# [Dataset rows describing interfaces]
:::::

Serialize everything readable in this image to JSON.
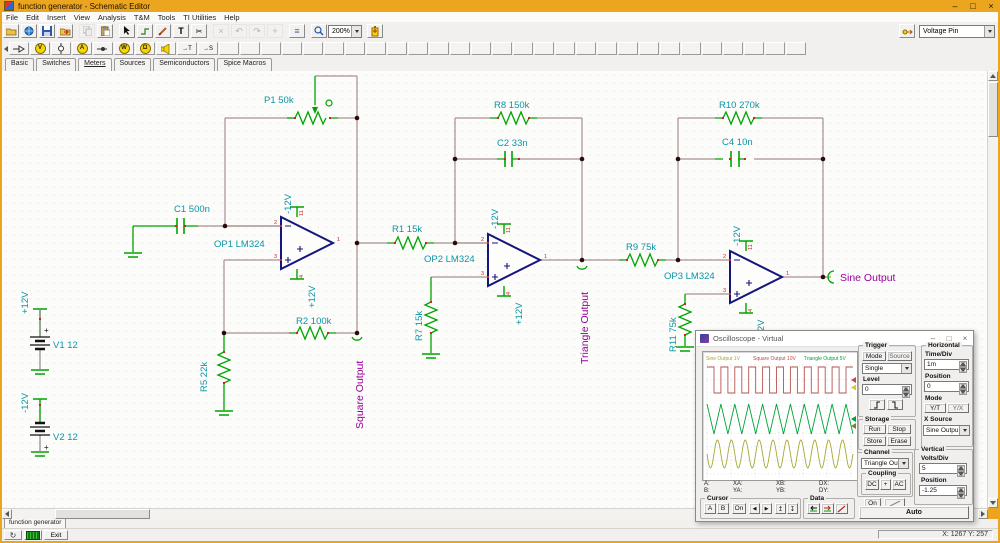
{
  "window": {
    "title": "function generator - Schematic Editor",
    "minimize": "–",
    "maximize": "□",
    "close": "×"
  },
  "menu": {
    "items": [
      "File",
      "Edit",
      "Insert",
      "View",
      "Analysis",
      "T&M",
      "Tools",
      "TI Utilities",
      "Help"
    ]
  },
  "toolbar": {
    "zoom_value": "200%",
    "pin_combo": "Voltage Pin",
    "text_tool": "T",
    "cut_tool": "✂",
    "disabled": {
      "delete": "×",
      "undo": "↶",
      "redo": "↷",
      "plus": "+"
    },
    "list": "≡"
  },
  "palette": {
    "meter_letters": [
      "V",
      "A",
      "W",
      "Ω"
    ],
    "t_label": "→T",
    "s_label": "→S"
  },
  "component_tabs": {
    "items": [
      "Basic",
      "Switches",
      "Meters",
      "Sources",
      "Semiconductors",
      "Spice Macros"
    ],
    "active": "Meters"
  },
  "schematic": {
    "labels": {
      "p1": "P1 50k",
      "c1": "C1 500n",
      "op1": "OP1 LM324",
      "r1": "R1 15k",
      "r2": "R2 100k",
      "r5": "R5 22k",
      "r8": "R8 150k",
      "c2": "C2 33n",
      "op2": "OP2 LM324",
      "r7": "R7 15k",
      "r9": "R9 75k",
      "r10": "R10 270k",
      "c4": "C4 10n",
      "op3": "OP3 LM324",
      "r11": "R11 75k",
      "v1": "V1 12",
      "v2": "V2 12"
    },
    "rails": {
      "pos": "+12V",
      "neg": "-12V"
    },
    "outputs": {
      "square": "Square Output",
      "triangle": "Triangle Output",
      "sine": "Sine Output"
    },
    "pins": {
      "out": "1",
      "inv": "2",
      "ninv": "3",
      "vcc": "4",
      "vee": "11"
    },
    "polarity": "+"
  },
  "oscilloscope": {
    "title": "Oscilloscope - Virtual",
    "legend": [
      {
        "label": "Sine Output  1V",
        "color": "#a8a832"
      },
      {
        "label": "Square Output  10V",
        "color": "#c04848"
      },
      {
        "label": "Triangle Output  5V",
        "color": "#00a33a"
      }
    ],
    "readout": {
      "a": "A:",
      "b": "B:",
      "xa": "XA:",
      "ya": "YA:",
      "xb": "XB:",
      "yb": "YB:",
      "dx": "DX:",
      "dy": "DY:"
    },
    "cursor": {
      "label": "Cursor",
      "a": "A",
      "b": "B",
      "on": "On",
      "left": "◀",
      "right": "▶",
      "up": "↥",
      "down": "↧"
    },
    "data_group": {
      "label": "Data"
    },
    "trigger": {
      "label": "Trigger",
      "mode": "Mode",
      "source": "Source",
      "value": "Single",
      "level_label": "Level",
      "level": "0"
    },
    "storage": {
      "label": "Storage",
      "run": "Run",
      "stop": "Stop",
      "store": "Store",
      "erase": "Erase"
    },
    "channel": {
      "label": "Channel",
      "value": "Triangle Outp",
      "coupling": {
        "label": "Coupling",
        "dc": "DC",
        "plus": "+",
        "ac": "AC"
      },
      "on": "On"
    },
    "horizontal": {
      "label": "Horizontal",
      "timediv_label": "Time/Div",
      "timediv": "1m",
      "position_label": "Position",
      "position": "0",
      "mode_label": "Mode",
      "yt": "Y/T",
      "yx": "Y/X",
      "xsource_label": "X Source",
      "xsource": "Sine Outpu"
    },
    "vertical": {
      "label": "Vertical",
      "voltsdiv_label": "Volts/Div",
      "voltsdiv": "5",
      "position_label": "Position",
      "position": "-1.25"
    },
    "auto": "Auto"
  },
  "sheet_tab": "function generator",
  "bottom_bar": {
    "exit": "Exit"
  },
  "status": {
    "coords": "X: 1267 Y: 257"
  },
  "chart_data": {
    "type": "line",
    "title": "Oscilloscope - Virtual",
    "x_axis": {
      "time_per_div": "1m",
      "cycles_visible": 10.5
    },
    "grid": true,
    "legend_position": "top",
    "series": [
      {
        "name": "Square Output",
        "waveform": "square",
        "volts_per_div": 10,
        "color": "#b65452",
        "cy": 28,
        "amp": 13,
        "cycles": 10.5
      },
      {
        "name": "Triangle Output",
        "waveform": "triangle",
        "volts_per_div": 5,
        "color": "#00a33a",
        "cy": 67,
        "amp": 15,
        "cycles": 10.5
      },
      {
        "name": "Sine Output",
        "waveform": "sine",
        "volts_per_div": 1,
        "color": "#a8a832",
        "cy": 102,
        "amp": 14,
        "cycles": 10.5
      }
    ]
  }
}
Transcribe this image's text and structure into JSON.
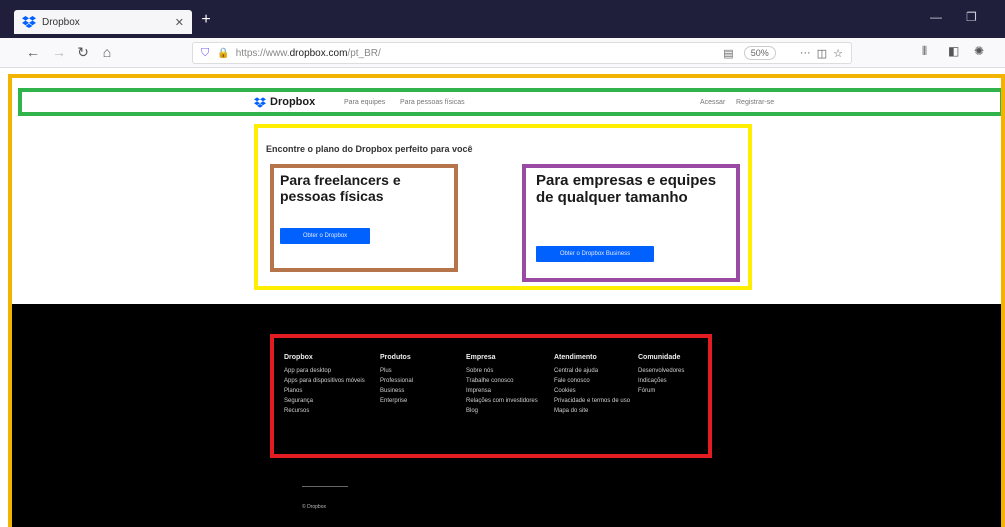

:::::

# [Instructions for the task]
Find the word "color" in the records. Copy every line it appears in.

# [Written answer]
        "color": "#a8a832"
        "color": "#c04848"
        "color": "#00a33a"
        "color": "#b65452",
        "color": "#00a33a",
        "color": "#a8a832",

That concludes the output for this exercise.